[[ DATA RECORDS open ]]
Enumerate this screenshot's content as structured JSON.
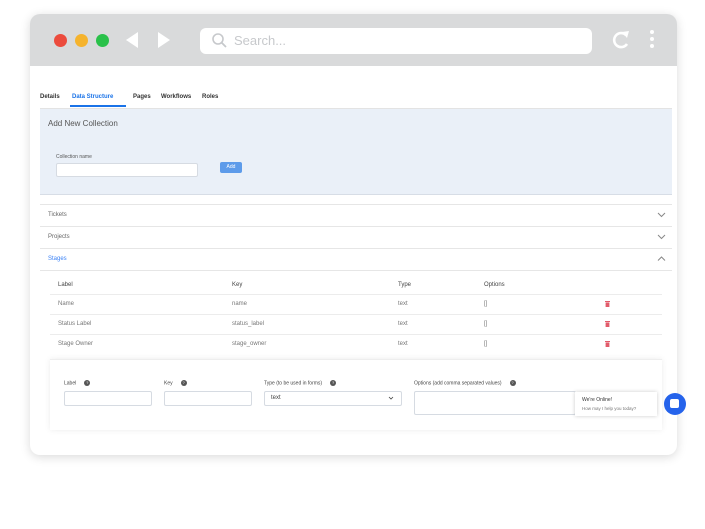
{
  "browser": {
    "search_placeholder": "Search...",
    "traffic_lights": [
      "#ec4b3d",
      "#f5b32d",
      "#2ac14a"
    ],
    "icons": [
      "back-icon",
      "forward-icon",
      "search-icon",
      "reload-icon",
      "kebab-menu-icon"
    ]
  },
  "tabs": [
    {
      "label": "Details",
      "active": false
    },
    {
      "label": "Data Structure",
      "active": true
    },
    {
      "label": "Pages",
      "active": false
    },
    {
      "label": "Workflows",
      "active": false
    },
    {
      "label": "Roles",
      "active": false
    }
  ],
  "add_collection": {
    "title": "Add New Collection",
    "name_label": "Collection name",
    "name_value": "",
    "add_label": "Add"
  },
  "collections": [
    {
      "label": "Tickets",
      "expanded": false
    },
    {
      "label": "Projects",
      "expanded": false
    },
    {
      "label": "Stages",
      "expanded": true
    }
  ],
  "fields_table": {
    "headers": [
      "Label",
      "Key",
      "Type",
      "Options"
    ],
    "rows": [
      {
        "label": "Name",
        "key": "name",
        "type": "text",
        "options": "[]"
      },
      {
        "label": "Status Label",
        "key": "status_label",
        "type": "text",
        "options": "[]"
      },
      {
        "label": "Stage Owner",
        "key": "stage_owner",
        "type": "text",
        "options": "[]"
      }
    ]
  },
  "new_field_form": {
    "label_label": "Label",
    "key_label": "Key",
    "type_label": "Type (to be used in forms)",
    "options_label": "Options (add comma separated values)",
    "type_value": "text",
    "help_glyph": "?"
  },
  "chat": {
    "line1": "We're Online!",
    "line2": "How may I help you today?"
  },
  "colors": {
    "accent": "#1a73e8",
    "add_button": "#5d9bea",
    "delete": "#e25b6a",
    "panel_bg": "#eaf0f8"
  }
}
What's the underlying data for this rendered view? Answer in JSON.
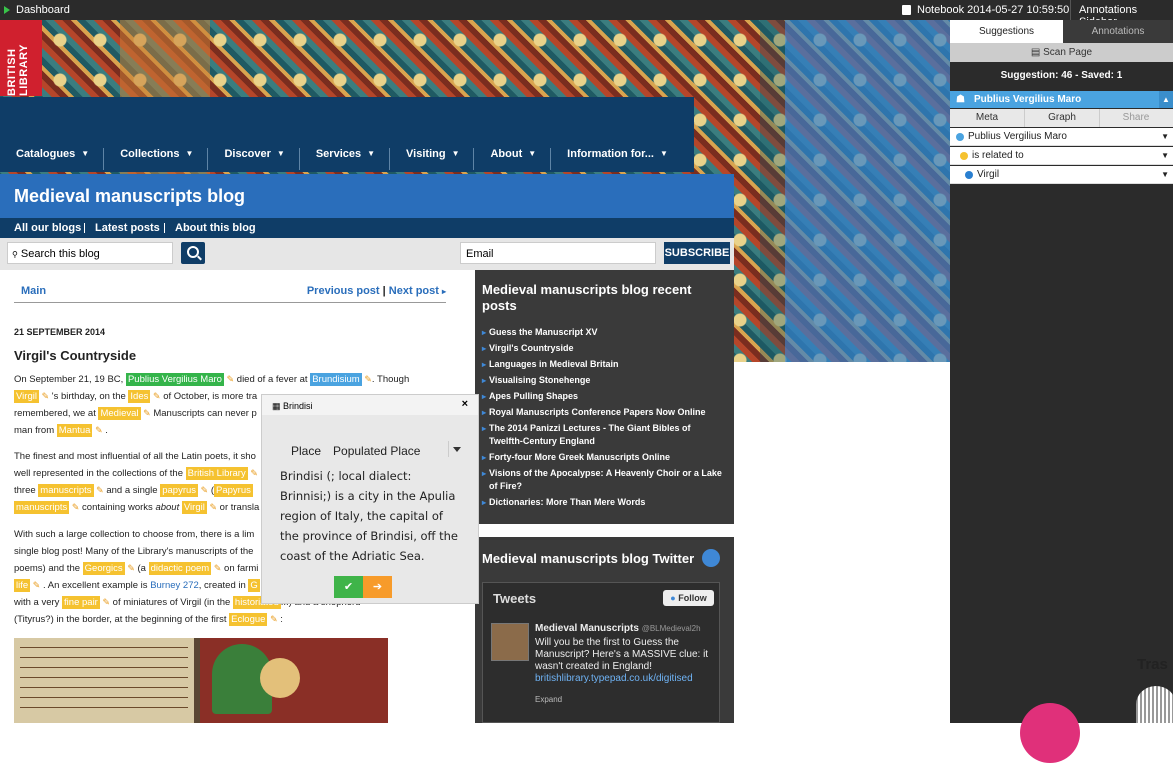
{
  "topbar": {
    "dashboard": "Dashboard",
    "notebook": "Notebook 2014-05-27 10:59:50",
    "annotations_sidebar": "Annotations Sidebar"
  },
  "logo": {
    "text": "BRITISH LIBRARY"
  },
  "nav": {
    "items": [
      "Catalogues",
      "Collections",
      "Discover",
      "Services",
      "Visiting",
      "About",
      "Information for..."
    ]
  },
  "blog": {
    "title": "Medieval manuscripts blog"
  },
  "sublinks": [
    "All our blogs",
    "Latest posts",
    "About this blog"
  ],
  "search": {
    "placeholder": "Search this blog",
    "email_placeholder": "Email",
    "subscribe": "SUBSCRIBE"
  },
  "post": {
    "main_link": "Main",
    "prev": "Previous post",
    "next": "Next post",
    "date": "21 SEPTEMBER 2014",
    "title": "Virgil's Countryside",
    "p1": [
      "On September 21, 19 BC, ",
      "Publius Vergilius Maro",
      " died of a fever at ",
      "Brundisium",
      ". Though ",
      "Virgil",
      " 's birthday, on the ",
      "Ides",
      " of October, is more tra",
      "remembered, we at ",
      "Medieval",
      " Manuscripts can never p",
      "man from ",
      "Mantua",
      " ."
    ],
    "p2": [
      "The finest and most influential of all the Latin poets, it sho",
      "well represented in the collections of the ",
      "British Library",
      "three ",
      "manuscripts",
      " and a single ",
      "papyrus",
      " (",
      "Papyrus",
      "manuscripts",
      " containing works ",
      "about",
      " ",
      "Virgil",
      " or transla"
    ],
    "p3": [
      "With such a large collection to choose from, there is a lim",
      "single blog post! Many of the Library's manuscripts of the",
      "poems) and the ",
      "Georgics",
      " (a ",
      "didactic poem",
      " on farmi",
      "life",
      " . An excellent example is ",
      "Burney 272",
      ", created in ",
      "G",
      "with a very ",
      "fine pair",
      " of miniatures of Virgil (in the ",
      "historiated",
      "...) and a shepherd",
      "(Tityrus?) in the border, at the beginning of the first ",
      "Eclogue",
      " :"
    ]
  },
  "recent": {
    "heading": "Medieval manuscripts blog recent posts",
    "items": [
      "Guess the Manuscript XV",
      "Virgil's Countryside",
      "Languages in Medieval Britain",
      "Visualising Stonehenge",
      "Apes Pulling Shapes",
      "Royal Manuscripts Conference Papers Now Online",
      "The 2014 Panizzi Lectures - The Giant Bibles of Twelfth-Century England",
      "Forty-four More Greek Manuscripts Online",
      "Visions of the Apocalypse: A Heavenly Choir or a Lake of Fire?",
      "Dictionaries: More Than Mere Words"
    ]
  },
  "twitter": {
    "heading": "Medieval manuscripts blog Twitter",
    "tweets": "Tweets",
    "follow": "Follow",
    "name": "Medieval Manuscripts",
    "handle": "@BLMedieval",
    "time": "2h",
    "body": "Will you be the first to Guess the Manuscript? Here's a MASSIVE clue: it wasn't created in England!",
    "link": "britishlibrary.typepad.co.uk/digitised",
    "expand": "Expand"
  },
  "popup": {
    "title": "Brindisi",
    "type1": "Place",
    "type2": "Populated Place",
    "description": "Brindisi (; local dialect: Brinnisi;) is a city in the Apulia region of Italy, the capital of the province of Brindisi, off the coast of the Adriatic Sea.",
    "ok": "✔",
    "go": "➔"
  },
  "sidebar": {
    "tab_suggestions": "Suggestions",
    "tab_annotations": "Annotations",
    "scan_page": "Scan Page",
    "suggestion_status": "Suggestion: 46 - Saved: 1",
    "entity": "Publius Vergilius Maro",
    "subtabs": [
      "Meta",
      "Graph",
      "Share"
    ],
    "subject": "Publius Vergilius Maro",
    "predicate": "is related to",
    "object": "Virgil"
  },
  "trash": {
    "label": "Tras"
  },
  "colors": {
    "accent_blue": "#2a6ebb",
    "navy": "#0f3d67",
    "highlight": "#f5c230",
    "green": "#34b44a",
    "entity_blue": "#4aa3e0"
  }
}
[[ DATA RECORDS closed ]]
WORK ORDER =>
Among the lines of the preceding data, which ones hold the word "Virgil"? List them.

SOLUTION FOR THIS PROBLEM =>
    "title": "Virgil's Countryside",
      "Virgil",
      "Virgil",
      " of miniatures of Virgil (in the ",
      "Virgil's Countryside",
    "object": "Virgil"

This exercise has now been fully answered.